=== Required work ===
Your answer should be the data below, reproduced with nothing changed.

-- Dataset follows --

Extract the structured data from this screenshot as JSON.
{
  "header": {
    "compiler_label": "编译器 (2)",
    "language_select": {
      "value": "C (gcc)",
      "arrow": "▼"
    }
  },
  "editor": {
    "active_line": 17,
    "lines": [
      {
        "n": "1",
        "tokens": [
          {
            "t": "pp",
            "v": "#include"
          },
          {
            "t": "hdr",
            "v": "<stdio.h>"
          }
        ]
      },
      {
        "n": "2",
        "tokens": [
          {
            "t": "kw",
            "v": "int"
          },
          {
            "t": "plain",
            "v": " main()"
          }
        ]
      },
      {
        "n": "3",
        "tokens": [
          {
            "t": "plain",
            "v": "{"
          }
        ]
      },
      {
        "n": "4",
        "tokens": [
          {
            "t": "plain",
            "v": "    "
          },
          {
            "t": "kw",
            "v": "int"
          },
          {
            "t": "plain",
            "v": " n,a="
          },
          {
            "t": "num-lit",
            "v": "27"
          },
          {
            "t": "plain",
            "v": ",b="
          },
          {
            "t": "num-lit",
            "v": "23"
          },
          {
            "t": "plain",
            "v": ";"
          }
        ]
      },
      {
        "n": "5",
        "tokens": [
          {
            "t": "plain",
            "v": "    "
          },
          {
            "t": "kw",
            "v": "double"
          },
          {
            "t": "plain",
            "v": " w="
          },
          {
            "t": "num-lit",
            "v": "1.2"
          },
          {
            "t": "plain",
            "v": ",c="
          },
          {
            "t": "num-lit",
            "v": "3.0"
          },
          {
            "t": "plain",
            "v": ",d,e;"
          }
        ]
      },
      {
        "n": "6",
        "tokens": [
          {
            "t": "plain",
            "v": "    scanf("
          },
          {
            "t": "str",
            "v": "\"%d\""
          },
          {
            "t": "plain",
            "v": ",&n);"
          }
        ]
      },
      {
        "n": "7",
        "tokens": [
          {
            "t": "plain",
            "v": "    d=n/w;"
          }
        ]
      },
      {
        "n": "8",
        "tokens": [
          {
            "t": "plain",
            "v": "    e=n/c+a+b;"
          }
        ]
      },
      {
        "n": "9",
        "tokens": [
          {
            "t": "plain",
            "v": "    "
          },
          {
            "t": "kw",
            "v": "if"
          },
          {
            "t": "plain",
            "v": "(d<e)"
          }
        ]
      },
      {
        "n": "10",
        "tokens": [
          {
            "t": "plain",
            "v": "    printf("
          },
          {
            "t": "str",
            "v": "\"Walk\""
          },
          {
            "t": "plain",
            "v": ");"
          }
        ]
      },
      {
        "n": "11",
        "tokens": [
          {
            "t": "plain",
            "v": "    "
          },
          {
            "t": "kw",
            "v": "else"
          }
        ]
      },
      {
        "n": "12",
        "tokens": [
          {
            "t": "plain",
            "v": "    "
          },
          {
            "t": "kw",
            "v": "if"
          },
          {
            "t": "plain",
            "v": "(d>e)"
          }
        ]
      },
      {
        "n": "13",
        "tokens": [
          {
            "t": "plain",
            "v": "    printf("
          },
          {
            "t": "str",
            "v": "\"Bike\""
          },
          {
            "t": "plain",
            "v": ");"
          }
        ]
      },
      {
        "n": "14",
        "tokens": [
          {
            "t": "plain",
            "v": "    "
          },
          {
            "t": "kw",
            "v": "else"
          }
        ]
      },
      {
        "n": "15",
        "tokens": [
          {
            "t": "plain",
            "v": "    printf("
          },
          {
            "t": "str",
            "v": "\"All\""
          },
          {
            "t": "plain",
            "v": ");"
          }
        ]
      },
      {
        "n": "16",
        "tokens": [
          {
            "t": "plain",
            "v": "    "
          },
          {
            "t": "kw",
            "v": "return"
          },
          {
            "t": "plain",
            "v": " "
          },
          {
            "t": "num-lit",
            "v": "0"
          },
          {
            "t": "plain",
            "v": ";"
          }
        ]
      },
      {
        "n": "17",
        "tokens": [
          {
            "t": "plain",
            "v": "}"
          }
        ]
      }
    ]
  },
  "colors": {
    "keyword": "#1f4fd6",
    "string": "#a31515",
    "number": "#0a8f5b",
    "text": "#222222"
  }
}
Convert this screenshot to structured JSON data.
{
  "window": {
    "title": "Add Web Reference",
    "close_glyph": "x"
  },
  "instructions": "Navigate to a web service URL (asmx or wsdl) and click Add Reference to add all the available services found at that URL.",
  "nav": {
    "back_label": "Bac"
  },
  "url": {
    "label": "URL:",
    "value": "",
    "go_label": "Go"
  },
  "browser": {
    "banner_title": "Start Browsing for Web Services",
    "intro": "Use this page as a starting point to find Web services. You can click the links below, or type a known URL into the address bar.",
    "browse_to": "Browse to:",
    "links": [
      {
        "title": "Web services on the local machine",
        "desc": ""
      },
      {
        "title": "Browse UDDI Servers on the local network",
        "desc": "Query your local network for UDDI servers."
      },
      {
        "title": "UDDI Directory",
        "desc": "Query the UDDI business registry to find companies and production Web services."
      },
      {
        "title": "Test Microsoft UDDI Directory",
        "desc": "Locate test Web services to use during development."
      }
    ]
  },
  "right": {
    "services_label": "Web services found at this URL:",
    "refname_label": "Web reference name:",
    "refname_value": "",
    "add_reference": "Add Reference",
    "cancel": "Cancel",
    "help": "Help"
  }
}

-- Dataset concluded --

=== Response ===
Extract the structured data from this screenshot as JSON.
{
  "header": {
    "compiler_label": "编译器 (2)",
    "language_select": {
      "value": "C (gcc)",
      "arrow": "▼"
    }
  },
  "editor": {
    "active_line": 17,
    "lines": [
      {
        "n": "1",
        "tokens": [
          {
            "t": "pp",
            "v": "#include"
          },
          {
            "t": "hdr",
            "v": "<stdio.h>"
          }
        ]
      },
      {
        "n": "2",
        "tokens": [
          {
            "t": "kw",
            "v": "int"
          },
          {
            "t": "plain",
            "v": " main()"
          }
        ]
      },
      {
        "n": "3",
        "tokens": [
          {
            "t": "plain",
            "v": "{"
          }
        ]
      },
      {
        "n": "4",
        "tokens": [
          {
            "t": "plain",
            "v": "    "
          },
          {
            "t": "kw",
            "v": "int"
          },
          {
            "t": "plain",
            "v": " n,a="
          },
          {
            "t": "num-lit",
            "v": "27"
          },
          {
            "t": "plain",
            "v": ",b="
          },
          {
            "t": "num-lit",
            "v": "23"
          },
          {
            "t": "plain",
            "v": ";"
          }
        ]
      },
      {
        "n": "5",
        "tokens": [
          {
            "t": "plain",
            "v": "    "
          },
          {
            "t": "kw",
            "v": "double"
          },
          {
            "t": "plain",
            "v": " w="
          },
          {
            "t": "num-lit",
            "v": "1.2"
          },
          {
            "t": "plain",
            "v": ",c="
          },
          {
            "t": "num-lit",
            "v": "3.0"
          },
          {
            "t": "plain",
            "v": ",d,e;"
          }
        ]
      },
      {
        "n": "6",
        "tokens": [
          {
            "t": "plain",
            "v": "    scanf("
          },
          {
            "t": "str",
            "v": "\"%d\""
          },
          {
            "t": "plain",
            "v": ",&n);"
          }
        ]
      },
      {
        "n": "7",
        "tokens": [
          {
            "t": "plain",
            "v": "    d=n/w;"
          }
        ]
      },
      {
        "n": "8",
        "tokens": [
          {
            "t": "plain",
            "v": "    e=n/c+a+b;"
          }
        ]
      },
      {
        "n": "9",
        "tokens": [
          {
            "t": "plain",
            "v": "    "
          },
          {
            "t": "kw",
            "v": "if"
          },
          {
            "t": "plain",
            "v": "(d<e)"
          }
        ]
      },
      {
        "n": "10",
        "tokens": [
          {
            "t": "plain",
            "v": "    printf("
          },
          {
            "t": "str",
            "v": "\"Walk\""
          },
          {
            "t": "plain",
            "v": ");"
          }
        ]
      },
      {
        "n": "11",
        "tokens": [
          {
            "t": "plain",
            "v": "    "
          },
          {
            "t": "kw",
            "v": "else"
          }
        ]
      },
      {
        "n": "12",
        "tokens": [
          {
            "t": "plain",
            "v": "    "
          },
          {
            "t": "kw",
            "v": "if"
          },
          {
            "t": "plain",
            "v": "(d>e)"
          }
        ]
      },
      {
        "n": "13",
        "tokens": [
          {
            "t": "plain",
            "v": "    printf("
          },
          {
            "t": "str",
            "v": "\"Bike\""
          },
          {
            "t": "plain",
            "v": ");"
          }
        ]
      },
      {
        "n": "14",
        "tokens": [
          {
            "t": "plain",
            "v": "    "
          },
          {
            "t": "kw",
            "v": "else"
          }
        ]
      },
      {
        "n": "15",
        "tokens": [
          {
            "t": "plain",
            "v": "    printf("
          },
          {
            "t": "str",
            "v": "\"All\""
          },
          {
            "t": "plain",
            "v": ");"
          }
        ]
      },
      {
        "n": "16",
        "tokens": [
          {
            "t": "plain",
            "v": "    "
          },
          {
            "t": "kw",
            "v": "return"
          },
          {
            "t": "plain",
            "v": " "
          },
          {
            "t": "num-lit",
            "v": "0"
          },
          {
            "t": "plain",
            "v": ";"
          }
        ]
      },
      {
        "n": "17",
        "tokens": [
          {
            "t": "plain",
            "v": "}"
          }
        ]
      }
    ]
  },
  "colors": {
    "keyword": "#1f4fd6",
    "string": "#a31515",
    "number": "#0a8f5b",
    "text": "#222222"
  }
}
Convert this screenshot to structured JSON data.
{
  "window": {
    "title": "Add Web Reference",
    "close_glyph": "x"
  },
  "instructions": "Navigate to a web service URL (asmx or wsdl) and click Add Reference to add all the available services found at that URL.",
  "nav": {
    "back_label": "Bac"
  },
  "url": {
    "label": "URL:",
    "value": "",
    "go_label": "Go"
  },
  "browser": {
    "banner_title": "Start Browsing for Web Services",
    "intro": "Use this page as a starting point to find Web services. You can click the links below, or type a known URL into the address bar.",
    "browse_to": "Browse to:",
    "links": [
      {
        "title": "Web services on the local machine",
        "desc": ""
      },
      {
        "title": "Browse UDDI Servers on the local network",
        "desc": "Query your local network for UDDI servers."
      },
      {
        "title": "UDDI Directory",
        "desc": "Query the UDDI business registry to find companies and production Web services."
      },
      {
        "title": "Test Microsoft UDDI Directory",
        "desc": "Locate test Web services to use during development."
      }
    ]
  },
  "right": {
    "services_label": "Web services found at this URL:",
    "refname_label": "Web reference name:",
    "refname_value": "",
    "add_reference": "Add Reference",
    "cancel": "Cancel",
    "help": "Help"
  }
}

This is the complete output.